Within the entries below, count the lines that hold the string "icon" and give only that number.

Supplied records START

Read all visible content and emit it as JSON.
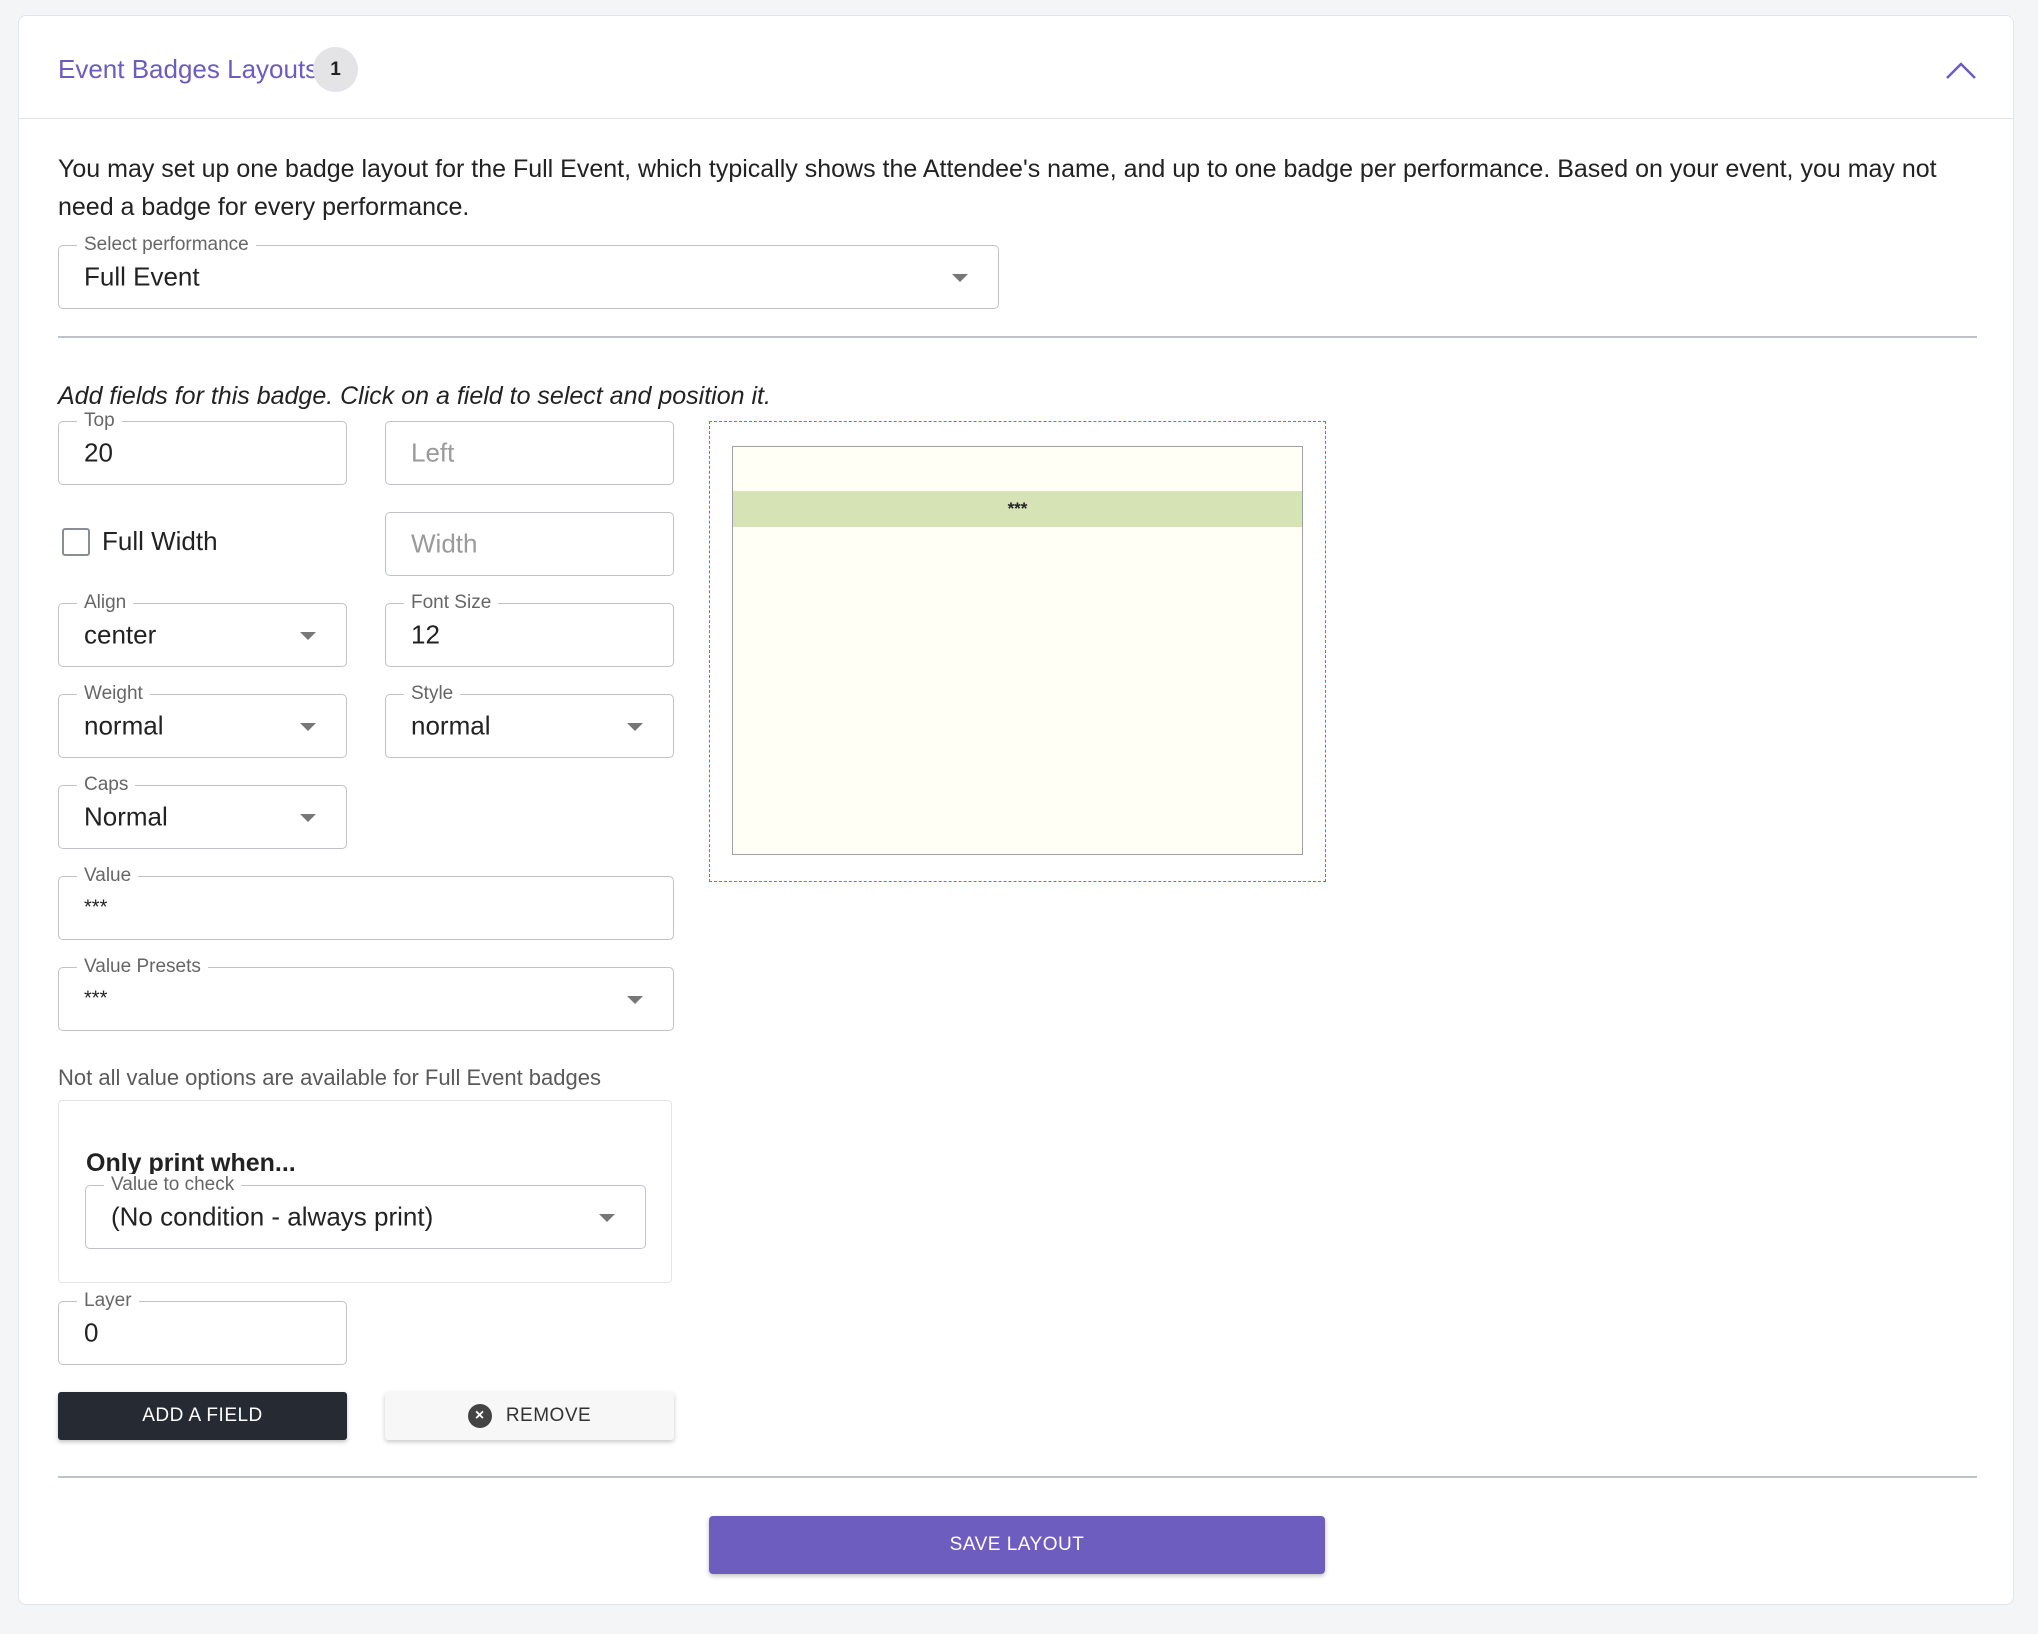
{
  "header": {
    "title": "Event Badges Layouts",
    "count": "1"
  },
  "intro": "You may set up one badge layout for the Full Event, which typically shows the Attendee's name, and up to one badge per performance. Based on your event, you may not need a badge for every performance.",
  "performance_select": {
    "label": "Select performance",
    "value": "Full Event"
  },
  "instructions": "Add fields for this badge. Click on a field to select and position it.",
  "fields": {
    "top": {
      "label": "Top",
      "value": "20"
    },
    "left": {
      "placeholder": "Left"
    },
    "full_width": {
      "label": "Full Width",
      "checked": false
    },
    "width": {
      "placeholder": "Width"
    },
    "align": {
      "label": "Align",
      "value": "center"
    },
    "font_size": {
      "label": "Font Size",
      "value": "12"
    },
    "weight": {
      "label": "Weight",
      "value": "normal"
    },
    "style": {
      "label": "Style",
      "value": "normal"
    },
    "caps": {
      "label": "Caps",
      "value": "Normal"
    },
    "value": {
      "label": "Value",
      "value": "***"
    },
    "value_presets": {
      "label": "Value Presets",
      "value": "***"
    },
    "hint": "Not all value options are available for Full Event badges",
    "condition": {
      "title": "Only print when...",
      "label": "Value to check",
      "value": "(No condition - always print)"
    },
    "layer": {
      "label": "Layer",
      "value": "0"
    }
  },
  "buttons": {
    "add_field": "ADD A FIELD",
    "remove": "REMOVE",
    "save": "SAVE LAYOUT"
  },
  "preview": {
    "field_text": "***"
  },
  "colors": {
    "accent": "#6c5dbf",
    "dark_button": "#262a33",
    "badge_bg": "#fffff6",
    "field_highlight": "#d5e3b5",
    "preview_border": "#d9534f"
  }
}
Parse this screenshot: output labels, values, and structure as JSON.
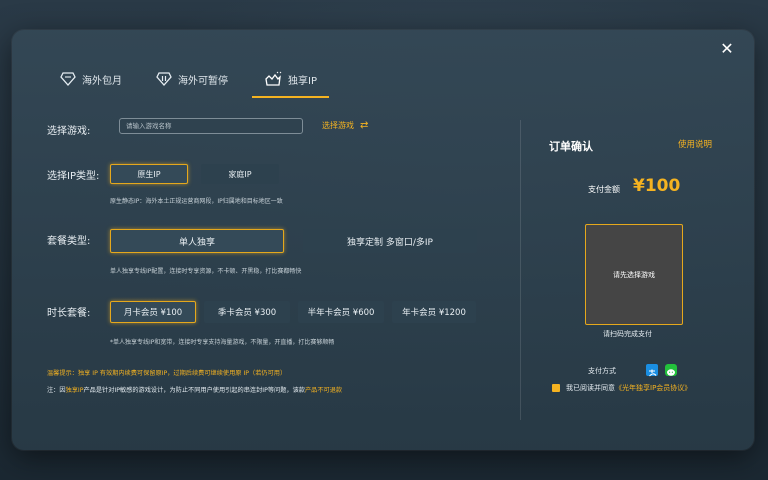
{
  "tabs": [
    {
      "label": "海外包月",
      "icon": "diamond-icon"
    },
    {
      "label": "海外可暂停",
      "icon": "pause-diamond-icon"
    },
    {
      "label": "独享IP",
      "icon": "crown-hand-icon"
    }
  ],
  "game": {
    "label": "选择游戏:",
    "placeholder": "请输入游戏名称",
    "select_link": "选择游戏",
    "switch_icon": "swap-arrows-icon"
  },
  "ip_type": {
    "label": "选择IP类型:",
    "options": [
      "原生IP",
      "家庭IP"
    ],
    "selected": 0,
    "hint": "原生静态IP：海外本土正规运营商网段，IP归属地和目标地区一致"
  },
  "package": {
    "label": "套餐类型:",
    "options": [
      "单人独享",
      "独享定制 多窗口/多IP"
    ],
    "selected": 0,
    "hint": "单人独享专线IP配置，连接时专享资源，不卡顿、开黑稳，打比赛都畅快"
  },
  "duration": {
    "label": "时长套餐:",
    "options": [
      "月卡会员 ¥100",
      "季卡会员 ¥300",
      "半年卡会员 ¥600",
      "年卡会员 ¥1200"
    ],
    "selected": 0,
    "hint": "*单人独享专线IP和宽带，连接时专享支持海量游戏，不限量，开直播，打比赛够顺畅"
  },
  "notice": {
    "warm_prefix": "温馨提示：",
    "warm_text": "独享 IP 有效期内续费可保留原IP，过期后续费可继续使用原 IP（若仍可用）",
    "note_prefix": "注：因",
    "note_highlight1": "独享IP",
    "note_middle": "产品是针对IP敏感的游戏设计，为防止不同用户使用引起的串连封IP等问题，该款",
    "note_highlight2": "产品不可退款"
  },
  "order": {
    "title": "订单确认",
    "usage_link": "使用说明",
    "amount_label": "支付金额",
    "amount_value": "¥100",
    "qr_placeholder": "请先选择游戏",
    "qr_hint": "请扫码完成支付",
    "pay_label": "支付方式",
    "pay_methods": [
      {
        "icon": "alipay-icon",
        "color": "#1a8fe3"
      },
      {
        "icon": "wechat-icon",
        "color": "#22c13b"
      }
    ],
    "agree_text": "我已阅读并同意",
    "agree_link": "《光年独享IP会员协议》"
  },
  "colors": {
    "accent": "#f5b321",
    "modal_bg": "#344856",
    "button_bg": "#2d414e"
  }
}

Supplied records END

» Output for this exercise: 6